Oscar-nominated documentary looks at life after the death penalty
The short documentary film "Last Day of Freedom" came out last year to almost universal acclaim. It won "Best Short" at the International Documentary Association awards and is now up for an Oscar.
The animated film uses 32,000 hand-drawn images to tell the story of Bill Babbitt, whose brother Manny was executed at San Quentin in 1999, and touches on hot button issues like racism, the treatment of veterans, mental health care, and the death penalty.
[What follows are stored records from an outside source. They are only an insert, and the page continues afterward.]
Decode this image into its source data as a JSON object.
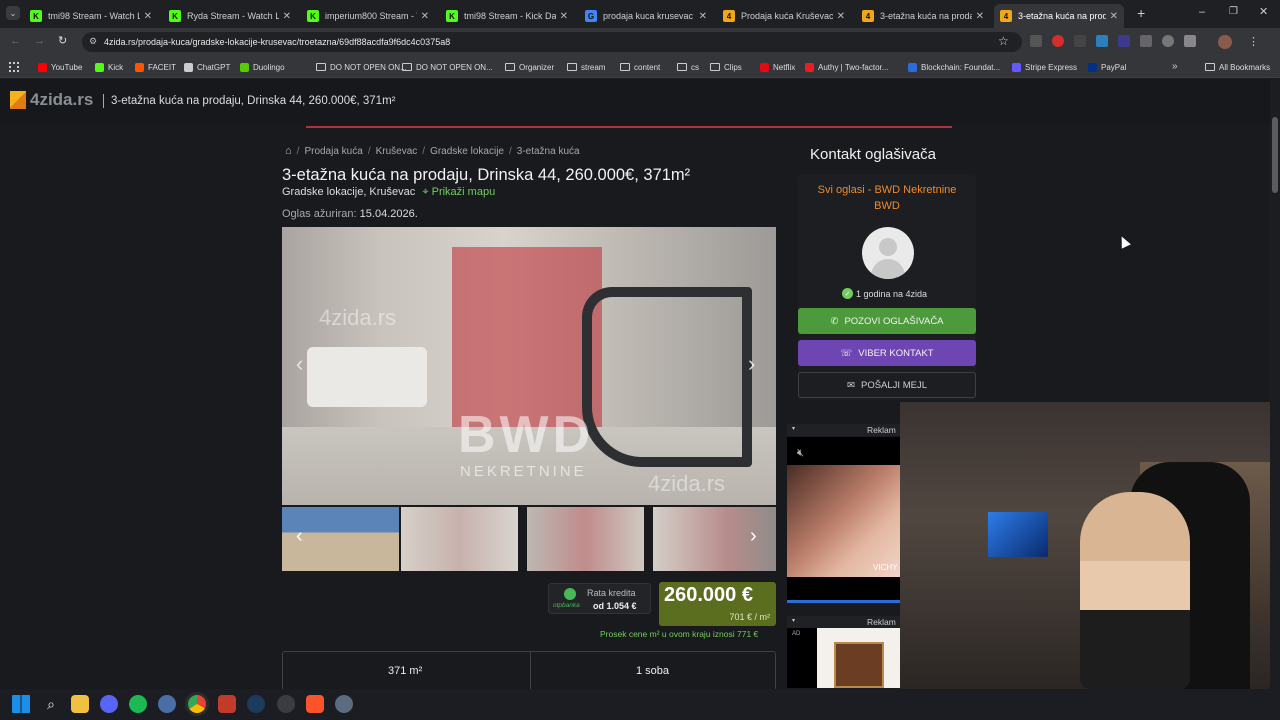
{
  "browser": {
    "tabs": [
      {
        "title": "tmi98 Stream - Watch Liv",
        "fav": "K",
        "favcolor": "#53fc18"
      },
      {
        "title": "Ryda Stream - Watch Liv",
        "fav": "K",
        "favcolor": "#53fc18"
      },
      {
        "title": "imperium800 Stream - W",
        "fav": "K",
        "favcolor": "#53fc18"
      },
      {
        "title": "tmi98 Stream - Kick Dashb",
        "fav": "K",
        "favcolor": "#53fc18"
      },
      {
        "title": "prodaja kuca krusevac - G",
        "fav": "G",
        "favcolor": "#4285f4"
      },
      {
        "title": "Prodaja kuća Kruševac - 4",
        "fav": "4",
        "favcolor": "#f0a71c"
      },
      {
        "title": "3-etažna kuća na prodaju",
        "fav": "4",
        "favcolor": "#f0a71c"
      },
      {
        "title": "3-etažna kuća na prodaju",
        "fav": "4",
        "favcolor": "#f0a71c"
      }
    ],
    "url": "4zida.rs/prodaja-kuca/gradske-lokacije-krusevac/troetazna/69df88acdfa9f6dc4c0375a8",
    "bookmarks": [
      {
        "label": "YouTube",
        "color": "#ff0000"
      },
      {
        "label": "Kick",
        "color": "#53fc18"
      },
      {
        "label": "FACEIT",
        "color": "#ff5500"
      },
      {
        "label": "ChatGPT",
        "color": "#cccccc"
      },
      {
        "label": "Duolingo",
        "color": "#58cc02"
      },
      {
        "label": "DO NOT OPEN ON...",
        "color": "folder"
      },
      {
        "label": "DO NOT OPEN ON...",
        "color": "folder"
      },
      {
        "label": "Organizer",
        "color": "folder"
      },
      {
        "label": "stream",
        "color": "folder"
      },
      {
        "label": "content",
        "color": "folder"
      },
      {
        "label": "cs",
        "color": "folder"
      },
      {
        "label": "Clips",
        "color": "folder"
      },
      {
        "label": "Netflix",
        "color": "#e50914"
      },
      {
        "label": "Authy | Two-factor...",
        "color": "#ec1c24"
      },
      {
        "label": "Blockchain: Foundat...",
        "color": "#2b6cd8"
      },
      {
        "label": "Stripe Express",
        "color": "#635bff"
      },
      {
        "label": "PayPal",
        "color": "#003087"
      }
    ],
    "all_bookmarks": "All Bookmarks"
  },
  "site": {
    "logo": "4zida.rs",
    "header_title": "3-etažna kuća na prodaju, Drinska 44, 260.000€, 371m²",
    "breadcrumb": [
      "Prodaja kuća",
      "Kruševac",
      "Gradske lokacije",
      "3-etažna kuća"
    ],
    "title": "3-etažna kuća na prodaju, Drinska 44, 260.000€, 371m²",
    "location": "Gradske lokacije, Kruševac",
    "map_link": "Prikaži mapu",
    "updated_label": "Oglas ažuriran:",
    "updated_date": "15.04.2026.",
    "watermark_brand": "BWD",
    "watermark_sub": "NEKRETNINE",
    "watermark_site": "4zida.rs",
    "loan_label": "Rata kredita",
    "loan_value": "od 1.054 €",
    "bank": "otpbanka",
    "price": "260.000 €",
    "price_per_m2": "701 € / m²",
    "avg_note": "Prosek cene m² u ovom kraju iznosi 771 €",
    "features": [
      "371 m²",
      "1 soba"
    ]
  },
  "contact": {
    "heading": "Kontakt oglašivača",
    "agency_link": "Svi oglasi - BWD Nekretnine BWD",
    "member_since": "1 godina na 4zida",
    "call_button": "POZOVI OGLAŠIVAČA",
    "viber_button": "VIBER KONTAKT",
    "mail_button": "POŠALJI MEJL",
    "ad_label": "Reklam",
    "ad_brand": "VICHY",
    "ad2_label": "Reklam",
    "ad2_tag": "AD"
  }
}
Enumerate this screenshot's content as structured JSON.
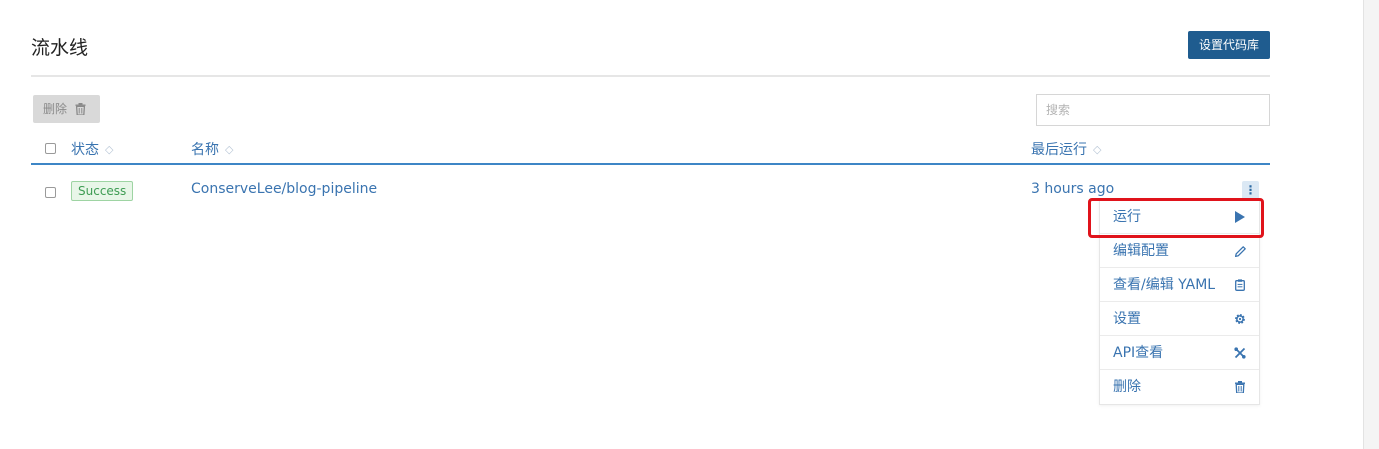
{
  "page": {
    "title": "流水线",
    "setup_repo_label": "设置代码库"
  },
  "toolbar": {
    "delete_label": "删除",
    "search_placeholder": "搜索"
  },
  "table": {
    "columns": [
      "状态",
      "名称",
      "最后运行"
    ],
    "rows": [
      {
        "status": "Success",
        "name": "ConserveLee/blog-pipeline",
        "last_run": "3 hours ago"
      }
    ]
  },
  "menu": {
    "items": [
      {
        "label": "运行",
        "icon": "play-icon"
      },
      {
        "label": "编辑配置",
        "icon": "pencil-icon"
      },
      {
        "label": "查看/编辑 YAML",
        "icon": "clipboard-icon"
      },
      {
        "label": "设置",
        "icon": "gear-icon"
      },
      {
        "label": "API查看",
        "icon": "wrench-icon"
      },
      {
        "label": "删除",
        "icon": "trash-icon"
      }
    ]
  },
  "colors": {
    "accent": "#3a74b0",
    "primary_button": "#1f5c8f",
    "success": "#3e9c53",
    "highlight": "#e0131b"
  }
}
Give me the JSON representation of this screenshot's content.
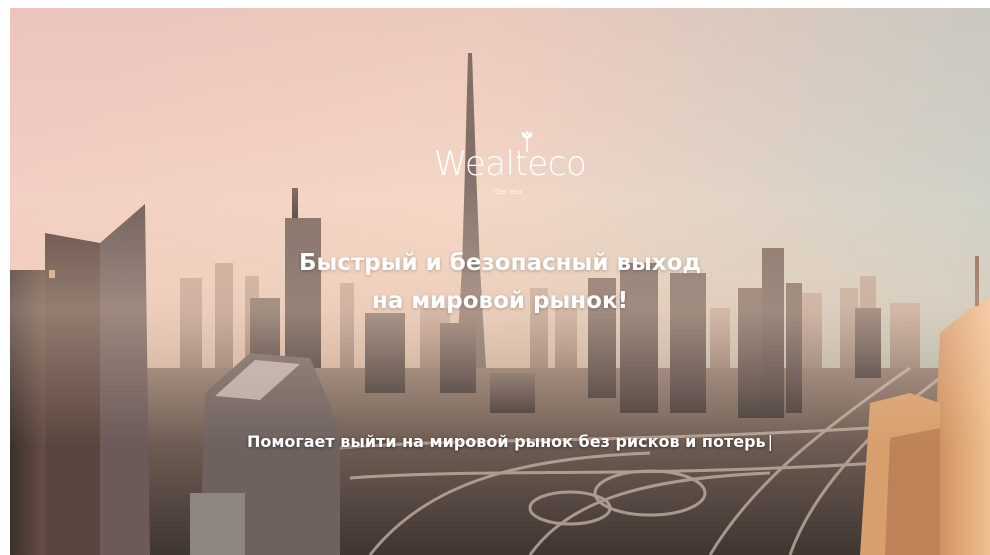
{
  "logo": {
    "wordmark": "Wealteco",
    "tagline": "Get eco"
  },
  "hero": {
    "headline_line1": "Быстрый и безопасный выход",
    "headline_line2": "на мировой рынок!",
    "subheadline": "Помогает выйти на мировой рынок без рисков и потерь",
    "caret": "|"
  },
  "colors": {
    "text": "#ffffff",
    "sky_top": "#e9c7bb",
    "sky_right": "#9cc6c4"
  },
  "icons": {
    "logo_mark": "sprout-icon"
  }
}
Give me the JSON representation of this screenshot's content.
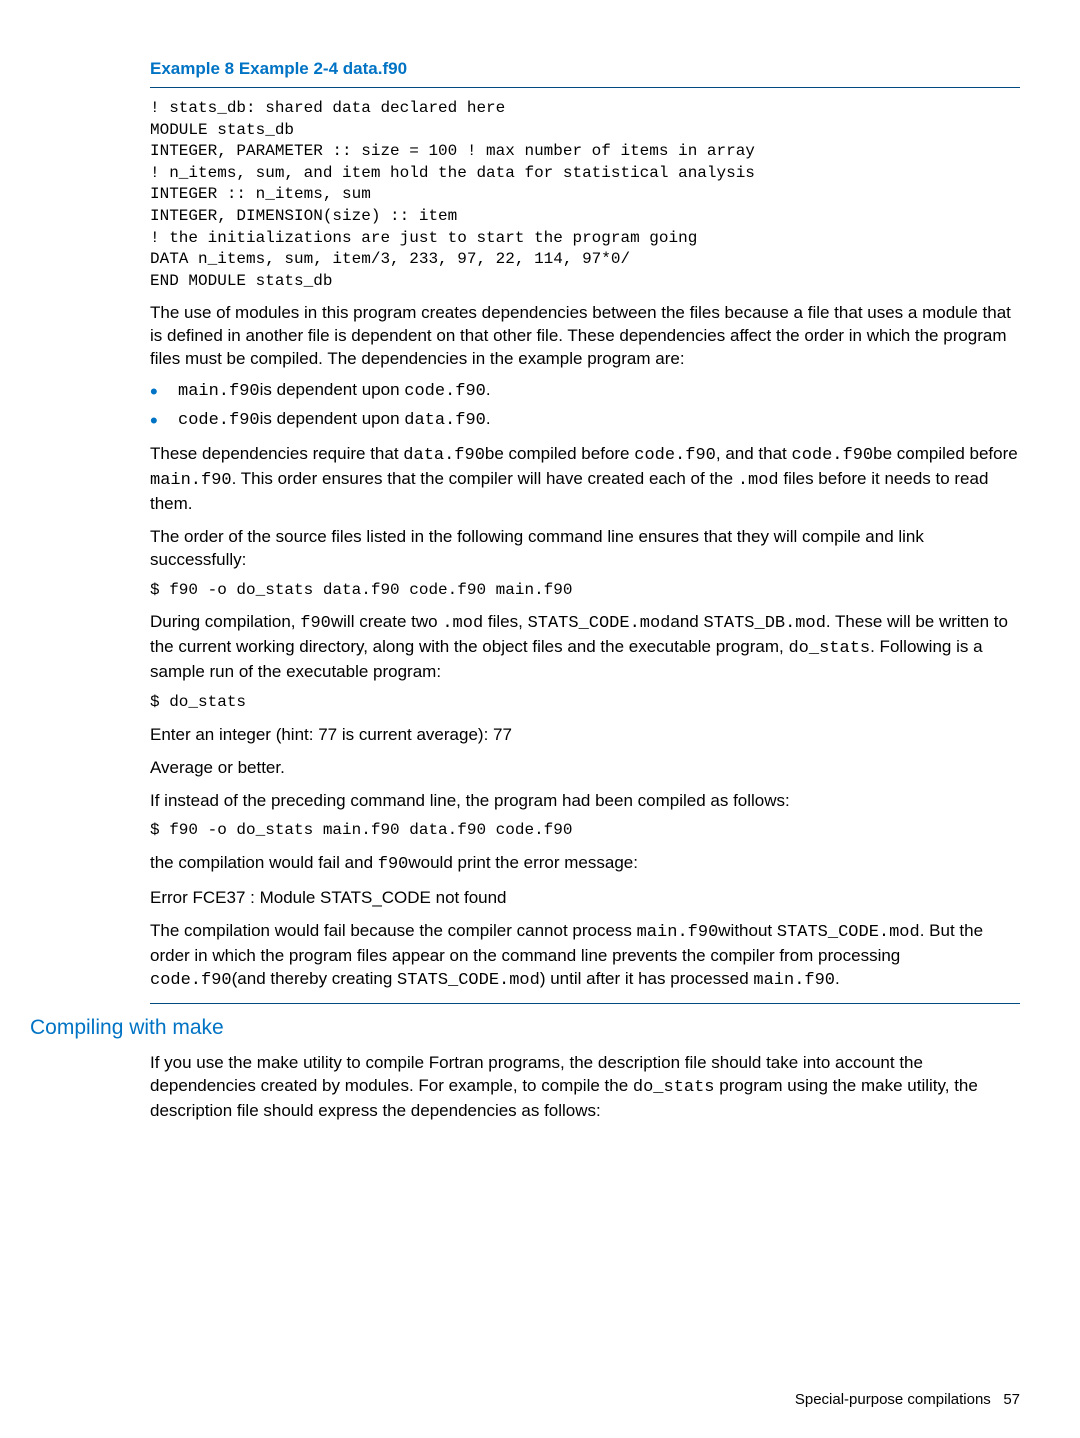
{
  "example_title": "Example 8 Example 2-4 data.f90",
  "code_block_1": "! stats_db: shared data declared here\nMODULE stats_db\nINTEGER, PARAMETER :: size = 100 ! max number of items in array\n! n_items, sum, and item hold the data for statistical analysis\nINTEGER :: n_items, sum\nINTEGER, DIMENSION(size) :: item\n! the initializations are just to start the program going\nDATA n_items, sum, item/3, 233, 97, 22, 114, 97*0/\nEND MODULE stats_db",
  "para1": "The use of modules in this program creates dependencies between the files because a file that uses a module that is defined in another file is dependent on that other file. These dependencies affect the order in which the program files must be compiled. The dependencies in the example program are:",
  "bullet1": {
    "a": "main.f90",
    "b": "is dependent upon ",
    "c": "code.f90",
    "d": "."
  },
  "bullet2": {
    "a": "code.f90",
    "b": "is dependent upon ",
    "c": "data.f90",
    "d": "."
  },
  "para2": {
    "t1": "These dependencies require that ",
    "c1": "data.f90",
    "t2": "be compiled before ",
    "c2": "code.f90",
    "t3": ", and that ",
    "c3": "code.f90",
    "t4": "be compiled before ",
    "c4": "main.f90",
    "t5": ". This order ensures that the compiler will have created each of the ",
    "c5": ".mod",
    "t6": " files before it needs to read them."
  },
  "para3": "The order of the source files listed in the following command line ensures that they will compile and link successfully:",
  "cmd1": "$ f90 -o do_stats data.f90 code.f90 main.f90",
  "para4": {
    "t1": "During compilation, ",
    "c1": "f90",
    "t2": "will create two ",
    "c2": ".mod",
    "t3": " files, ",
    "c3": "STATS_CODE.mod",
    "t4": "and ",
    "c4": "STATS_DB.mod",
    "t5": ". These will be written to the current working directory, along with the object files and the executable program, ",
    "c5": "do_stats",
    "t6": ". Following is a sample run of the executable program:"
  },
  "cmd2": "$ do_stats",
  "para5": "Enter an integer (hint: 77 is current average): 77",
  "para6": "Average or better.",
  "para7": "If instead of the preceding command line, the program had been compiled as follows:",
  "cmd3": "$ f90 -o do_stats main.f90 data.f90 code.f90",
  "para8": {
    "t1": "the compilation would fail and ",
    "c1": "f90",
    "t2": "would print the error message:"
  },
  "para9": "Error FCE37 : Module STATS_CODE not found",
  "para10": {
    "t1": "The compilation would fail because the compiler cannot process ",
    "c1": "main.f90",
    "t2": "without ",
    "c2": "STATS_CODE.mod",
    "t3": ". But the order in which the program files appear on the command line prevents the compiler from processing ",
    "c3": "code.f90",
    "t4": "(and thereby creating ",
    "c4": "STATS_CODE.mod",
    "t5": ") until after it has processed ",
    "c5": "main.f90",
    "t6": "."
  },
  "section_title": "Compiling with make",
  "para11": {
    "t1": "If you use the make utility to compile Fortran programs, the description file should take into account the dependencies created by modules. For example, to compile the ",
    "c1": "do_stats",
    "t2": " program using the make utility, the description file should express the dependencies as follows:"
  },
  "footer": {
    "label": "Special-purpose compilations",
    "page": "57"
  }
}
The San Francisco-based creators of the film, Nomi Talisman and Dee Hibbert-Jones, sat down with KALW's Jen Chien to talk about how they made it.
HIBBERT-JONES: These isolated scenes, which are Bill's lonely movement through time, always kind of going towards San Quentin, to witness his brother's execution
"Last Day of Freedom" can be seen in theaters as part of the 2016 Oscar-Nominated shorts program.